Dataset rows for apps and sites

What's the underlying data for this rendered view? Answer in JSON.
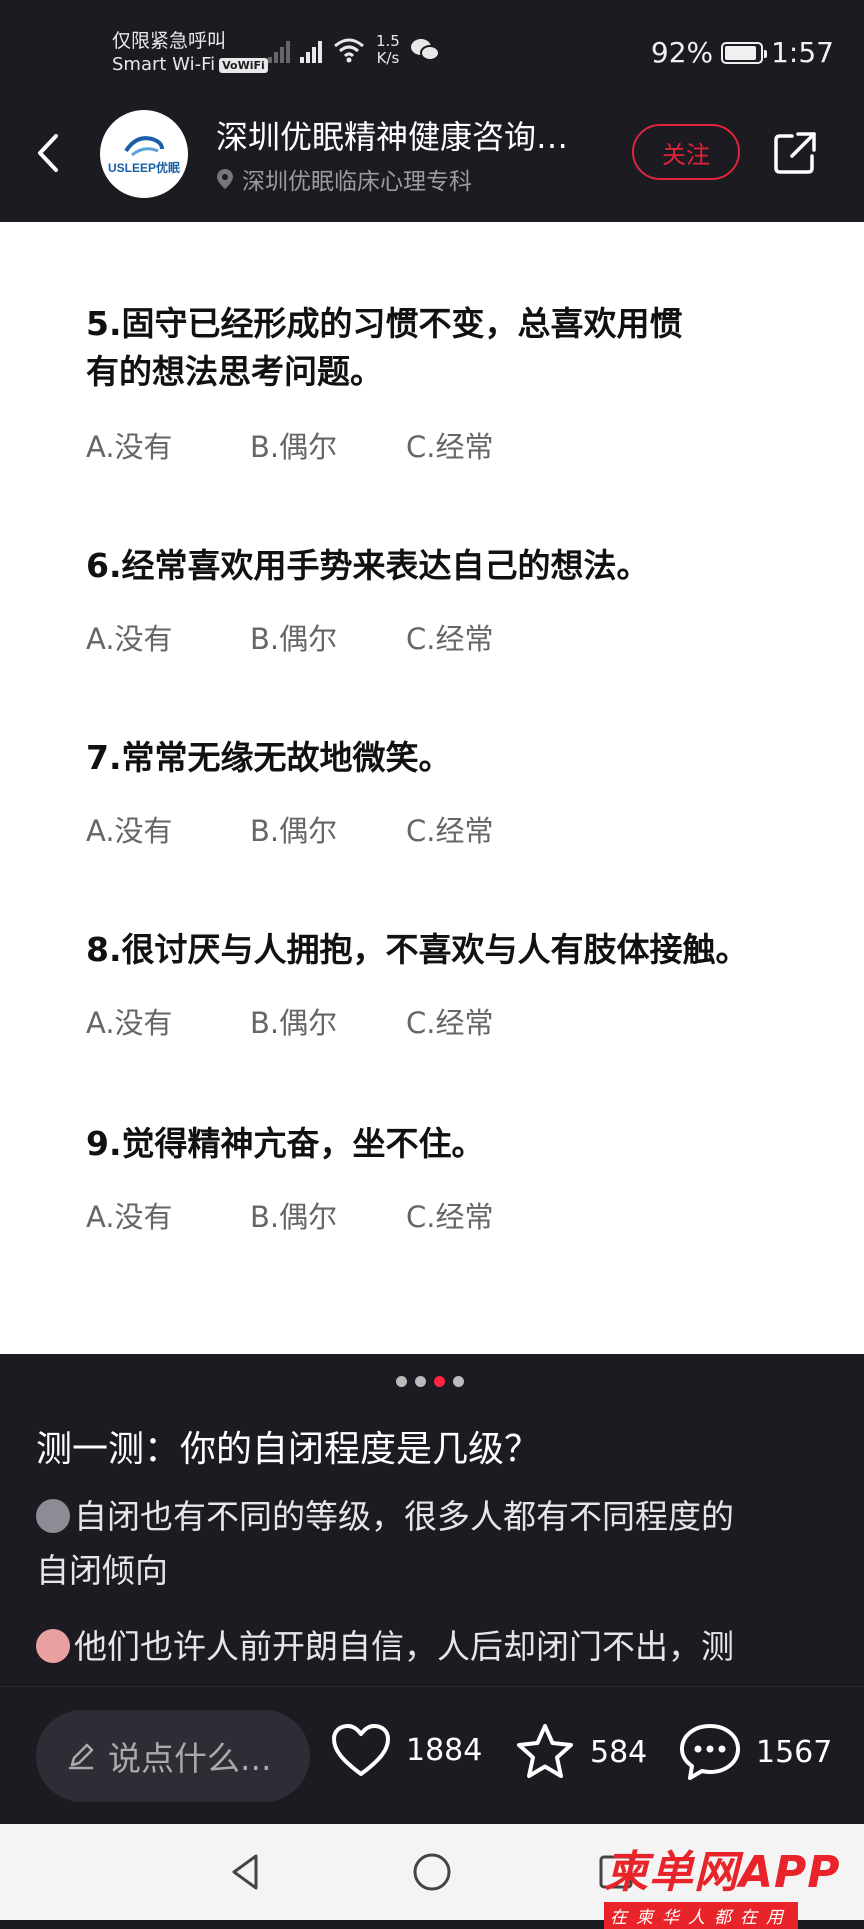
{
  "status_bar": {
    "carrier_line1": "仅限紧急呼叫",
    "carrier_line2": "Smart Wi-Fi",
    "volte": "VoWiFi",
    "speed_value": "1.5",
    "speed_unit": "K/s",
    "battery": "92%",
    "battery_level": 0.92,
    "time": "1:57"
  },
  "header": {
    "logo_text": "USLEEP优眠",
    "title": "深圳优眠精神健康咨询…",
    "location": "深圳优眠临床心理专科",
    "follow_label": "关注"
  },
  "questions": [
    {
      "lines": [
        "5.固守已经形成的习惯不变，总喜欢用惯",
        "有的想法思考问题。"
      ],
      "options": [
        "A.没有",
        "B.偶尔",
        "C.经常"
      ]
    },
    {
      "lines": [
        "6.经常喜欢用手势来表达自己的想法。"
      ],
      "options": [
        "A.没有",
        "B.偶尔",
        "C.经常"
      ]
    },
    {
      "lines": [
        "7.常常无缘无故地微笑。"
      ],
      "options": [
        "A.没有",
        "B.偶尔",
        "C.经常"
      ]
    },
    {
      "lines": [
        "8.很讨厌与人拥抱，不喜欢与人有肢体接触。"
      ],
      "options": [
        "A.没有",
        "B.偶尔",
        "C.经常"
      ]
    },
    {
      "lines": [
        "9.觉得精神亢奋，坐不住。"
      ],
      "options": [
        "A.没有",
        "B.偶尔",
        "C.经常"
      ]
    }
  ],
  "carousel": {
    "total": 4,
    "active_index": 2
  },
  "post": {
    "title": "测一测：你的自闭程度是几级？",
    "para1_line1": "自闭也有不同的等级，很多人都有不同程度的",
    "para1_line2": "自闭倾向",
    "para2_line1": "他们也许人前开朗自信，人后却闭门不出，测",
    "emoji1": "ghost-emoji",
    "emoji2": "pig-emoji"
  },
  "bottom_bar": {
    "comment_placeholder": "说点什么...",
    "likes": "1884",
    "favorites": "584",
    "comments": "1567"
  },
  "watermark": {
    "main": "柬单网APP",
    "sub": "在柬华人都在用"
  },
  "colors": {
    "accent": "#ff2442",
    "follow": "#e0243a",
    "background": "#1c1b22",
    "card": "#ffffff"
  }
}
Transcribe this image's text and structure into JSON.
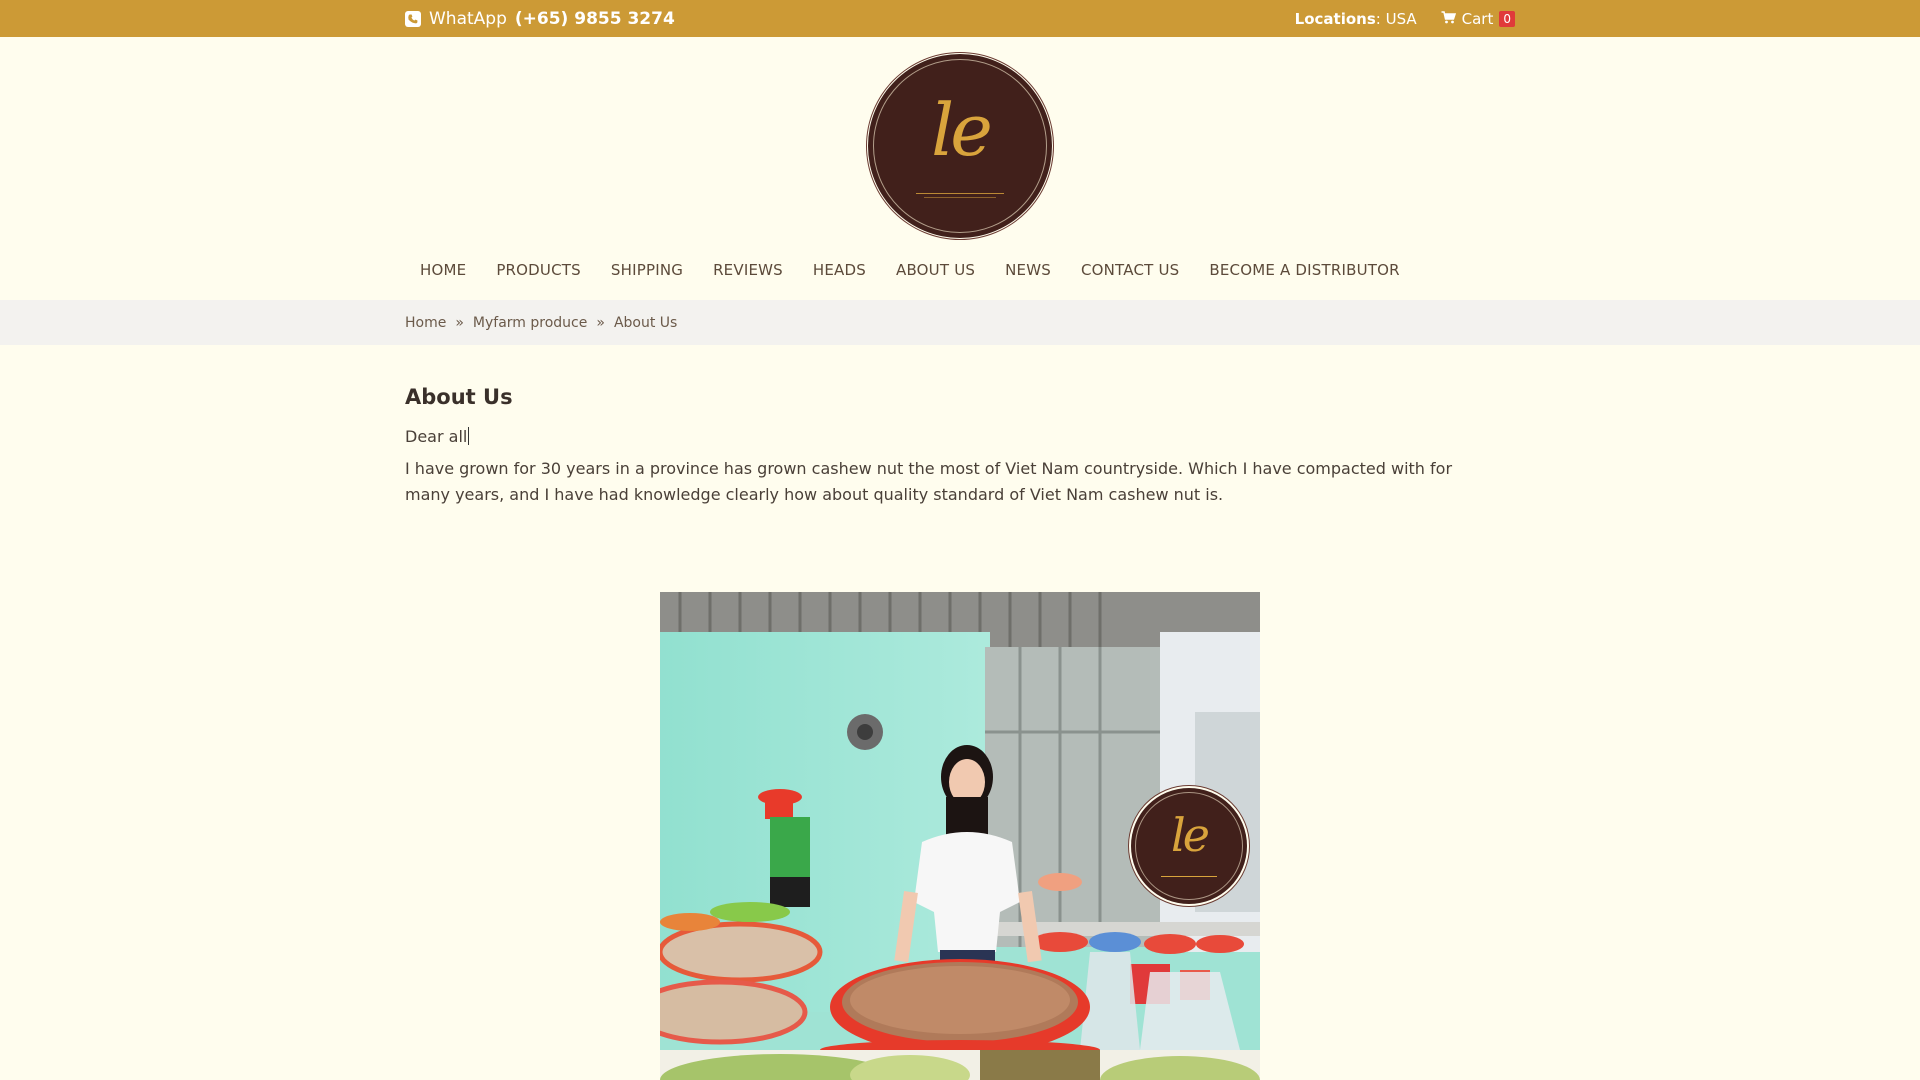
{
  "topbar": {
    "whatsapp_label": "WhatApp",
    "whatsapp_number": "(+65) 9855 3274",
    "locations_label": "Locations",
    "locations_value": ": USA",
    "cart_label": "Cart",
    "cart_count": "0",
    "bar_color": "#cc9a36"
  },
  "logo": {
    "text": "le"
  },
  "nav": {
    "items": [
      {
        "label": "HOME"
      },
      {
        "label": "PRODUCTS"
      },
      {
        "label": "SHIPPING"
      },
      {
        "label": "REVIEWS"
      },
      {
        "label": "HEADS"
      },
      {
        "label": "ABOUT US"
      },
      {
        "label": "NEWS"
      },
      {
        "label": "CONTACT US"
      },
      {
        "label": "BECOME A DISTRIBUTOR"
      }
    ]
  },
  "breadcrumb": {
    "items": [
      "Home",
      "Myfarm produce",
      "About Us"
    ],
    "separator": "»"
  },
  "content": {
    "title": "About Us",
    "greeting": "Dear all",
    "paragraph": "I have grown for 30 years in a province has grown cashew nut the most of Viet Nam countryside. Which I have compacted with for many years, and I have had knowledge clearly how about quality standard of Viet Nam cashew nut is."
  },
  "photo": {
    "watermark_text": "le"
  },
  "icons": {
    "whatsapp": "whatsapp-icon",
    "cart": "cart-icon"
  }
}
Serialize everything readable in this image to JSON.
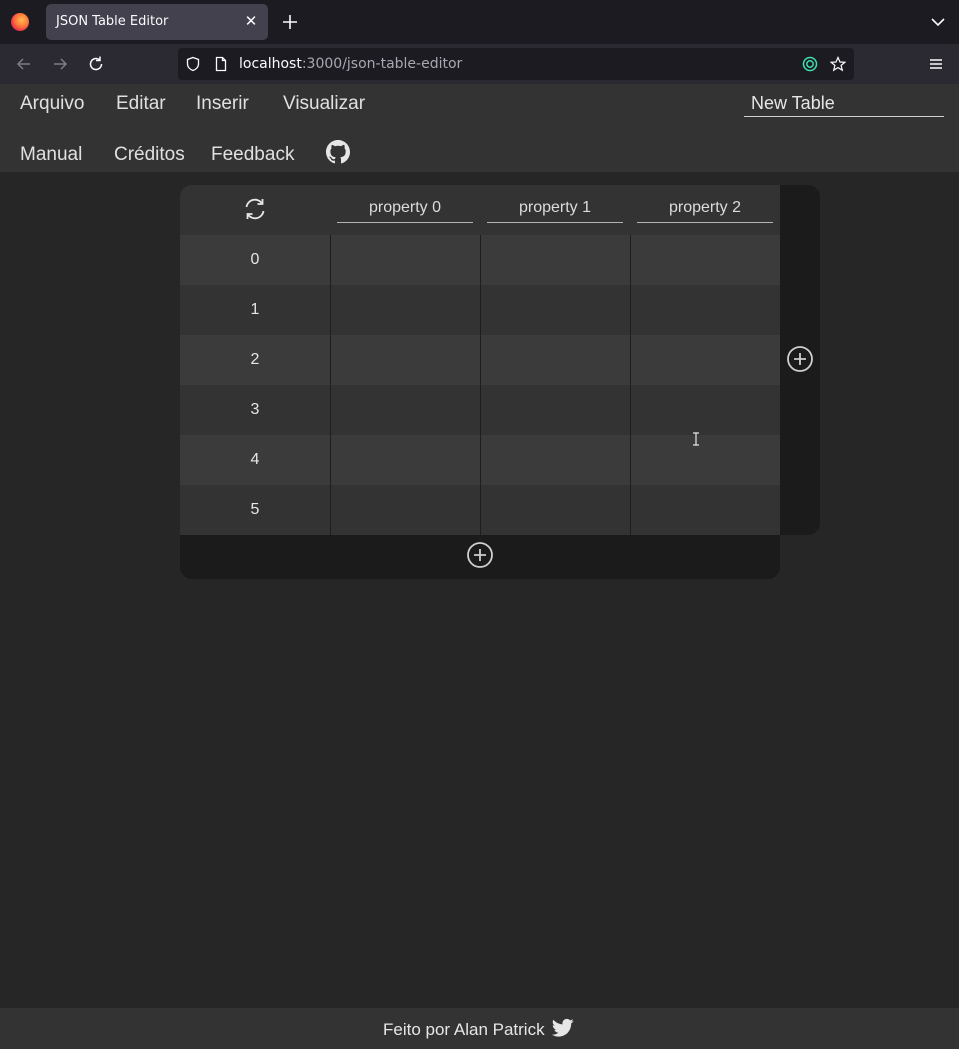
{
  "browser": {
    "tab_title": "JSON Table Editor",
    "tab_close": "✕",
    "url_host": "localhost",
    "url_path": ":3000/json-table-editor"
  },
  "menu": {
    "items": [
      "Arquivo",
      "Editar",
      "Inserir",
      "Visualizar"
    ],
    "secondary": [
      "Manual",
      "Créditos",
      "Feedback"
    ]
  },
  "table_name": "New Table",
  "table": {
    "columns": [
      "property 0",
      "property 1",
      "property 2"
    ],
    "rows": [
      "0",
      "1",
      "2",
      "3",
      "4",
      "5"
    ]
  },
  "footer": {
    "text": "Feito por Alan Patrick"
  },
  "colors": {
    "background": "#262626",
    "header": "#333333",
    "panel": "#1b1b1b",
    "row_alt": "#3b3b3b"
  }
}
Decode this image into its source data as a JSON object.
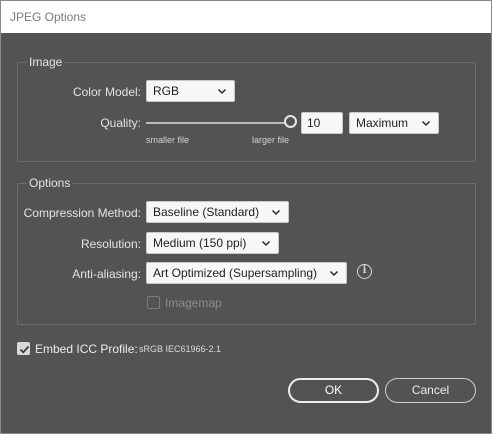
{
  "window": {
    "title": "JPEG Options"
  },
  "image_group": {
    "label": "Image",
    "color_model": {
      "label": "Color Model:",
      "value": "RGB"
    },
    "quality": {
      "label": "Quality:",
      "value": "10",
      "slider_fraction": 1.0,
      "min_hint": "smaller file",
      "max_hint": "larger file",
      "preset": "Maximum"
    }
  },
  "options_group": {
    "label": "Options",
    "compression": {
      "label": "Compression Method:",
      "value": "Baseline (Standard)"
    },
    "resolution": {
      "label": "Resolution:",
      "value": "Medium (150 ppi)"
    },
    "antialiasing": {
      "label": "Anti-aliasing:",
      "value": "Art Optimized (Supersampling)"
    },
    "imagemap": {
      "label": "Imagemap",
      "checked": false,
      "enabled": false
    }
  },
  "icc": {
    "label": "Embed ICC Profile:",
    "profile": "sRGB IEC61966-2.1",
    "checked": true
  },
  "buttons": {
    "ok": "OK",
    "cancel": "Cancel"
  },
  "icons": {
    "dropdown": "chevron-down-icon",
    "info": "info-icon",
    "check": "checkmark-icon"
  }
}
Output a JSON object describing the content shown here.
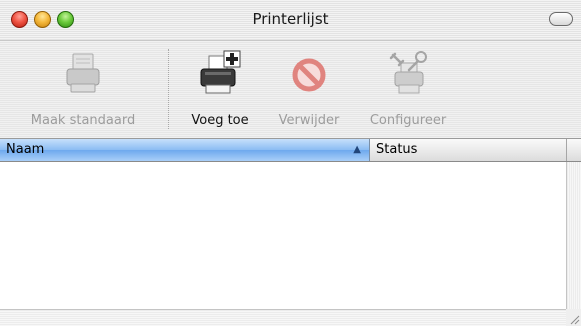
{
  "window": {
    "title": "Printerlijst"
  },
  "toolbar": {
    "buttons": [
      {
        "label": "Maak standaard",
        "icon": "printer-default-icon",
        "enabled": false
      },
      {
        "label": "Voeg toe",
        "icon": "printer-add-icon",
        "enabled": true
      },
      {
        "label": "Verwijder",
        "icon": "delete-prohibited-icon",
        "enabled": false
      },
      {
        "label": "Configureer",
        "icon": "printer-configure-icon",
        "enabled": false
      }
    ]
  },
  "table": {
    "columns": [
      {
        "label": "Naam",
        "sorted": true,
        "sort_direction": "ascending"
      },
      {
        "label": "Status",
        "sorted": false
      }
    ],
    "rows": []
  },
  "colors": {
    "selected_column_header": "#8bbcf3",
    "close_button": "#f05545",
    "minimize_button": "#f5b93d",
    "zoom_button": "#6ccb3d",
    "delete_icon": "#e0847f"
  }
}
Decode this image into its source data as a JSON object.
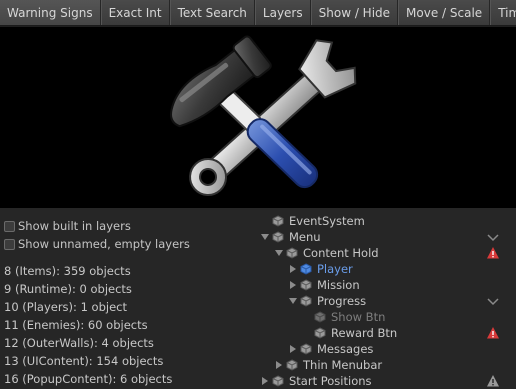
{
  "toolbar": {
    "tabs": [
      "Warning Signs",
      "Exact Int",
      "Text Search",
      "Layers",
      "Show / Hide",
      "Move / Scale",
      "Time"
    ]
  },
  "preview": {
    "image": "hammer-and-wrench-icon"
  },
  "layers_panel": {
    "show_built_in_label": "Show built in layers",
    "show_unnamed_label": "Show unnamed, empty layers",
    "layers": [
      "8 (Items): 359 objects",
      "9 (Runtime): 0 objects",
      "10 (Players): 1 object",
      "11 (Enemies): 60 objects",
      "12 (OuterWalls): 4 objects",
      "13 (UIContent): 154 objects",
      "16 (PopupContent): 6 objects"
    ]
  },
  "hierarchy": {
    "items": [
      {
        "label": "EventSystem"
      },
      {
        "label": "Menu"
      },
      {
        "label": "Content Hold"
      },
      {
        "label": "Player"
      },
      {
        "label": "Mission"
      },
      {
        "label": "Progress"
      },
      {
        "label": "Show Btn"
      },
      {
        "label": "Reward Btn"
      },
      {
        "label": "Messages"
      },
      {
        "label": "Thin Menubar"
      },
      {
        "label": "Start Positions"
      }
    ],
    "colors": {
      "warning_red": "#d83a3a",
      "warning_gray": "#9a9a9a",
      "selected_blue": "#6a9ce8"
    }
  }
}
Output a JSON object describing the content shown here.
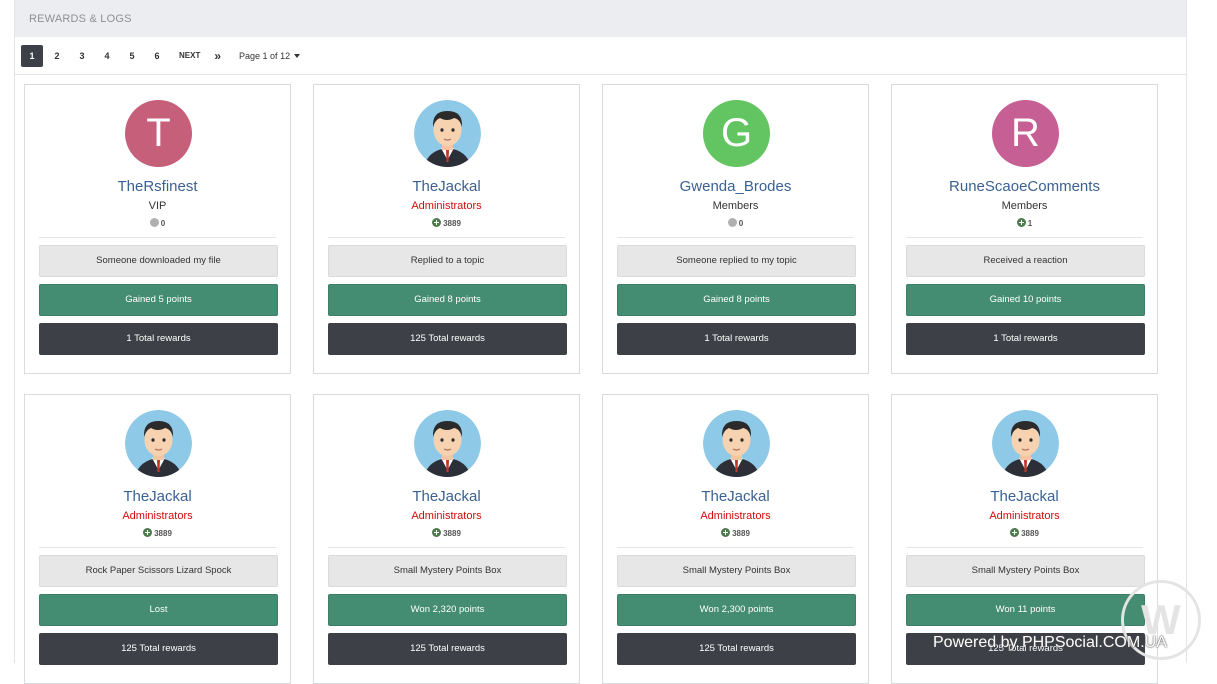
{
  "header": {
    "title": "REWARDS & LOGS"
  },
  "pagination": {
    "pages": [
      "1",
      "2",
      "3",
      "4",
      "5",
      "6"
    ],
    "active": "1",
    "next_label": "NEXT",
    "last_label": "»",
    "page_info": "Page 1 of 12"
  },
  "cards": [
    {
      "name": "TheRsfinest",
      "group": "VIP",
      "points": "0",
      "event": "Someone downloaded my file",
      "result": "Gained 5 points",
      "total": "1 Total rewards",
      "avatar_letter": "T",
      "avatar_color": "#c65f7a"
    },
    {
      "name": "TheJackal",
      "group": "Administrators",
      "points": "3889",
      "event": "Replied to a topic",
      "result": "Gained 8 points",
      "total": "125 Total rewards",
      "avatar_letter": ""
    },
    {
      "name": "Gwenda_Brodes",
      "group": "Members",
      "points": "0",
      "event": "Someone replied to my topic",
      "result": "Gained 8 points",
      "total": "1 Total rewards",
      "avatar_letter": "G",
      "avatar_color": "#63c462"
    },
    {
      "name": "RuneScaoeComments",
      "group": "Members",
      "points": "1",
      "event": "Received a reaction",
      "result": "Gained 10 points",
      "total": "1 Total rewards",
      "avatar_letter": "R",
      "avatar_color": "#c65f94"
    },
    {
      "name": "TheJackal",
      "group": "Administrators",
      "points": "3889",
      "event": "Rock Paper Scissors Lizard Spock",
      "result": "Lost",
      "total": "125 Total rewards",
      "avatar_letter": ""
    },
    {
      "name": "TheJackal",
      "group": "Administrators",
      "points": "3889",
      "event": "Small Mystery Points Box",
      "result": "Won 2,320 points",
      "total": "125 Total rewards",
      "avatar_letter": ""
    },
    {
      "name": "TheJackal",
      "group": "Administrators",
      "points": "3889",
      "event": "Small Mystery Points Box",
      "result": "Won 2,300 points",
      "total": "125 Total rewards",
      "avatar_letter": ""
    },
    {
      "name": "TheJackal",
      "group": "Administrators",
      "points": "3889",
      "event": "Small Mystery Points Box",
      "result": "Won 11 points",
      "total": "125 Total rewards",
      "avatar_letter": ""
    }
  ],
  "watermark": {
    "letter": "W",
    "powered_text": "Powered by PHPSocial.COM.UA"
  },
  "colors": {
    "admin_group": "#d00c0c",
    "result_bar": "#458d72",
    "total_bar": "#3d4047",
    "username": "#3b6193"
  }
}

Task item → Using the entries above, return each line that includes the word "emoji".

Exercise answer →
    "emoji1": "ghost-emoji",
    "emoji2": "pig-emoji"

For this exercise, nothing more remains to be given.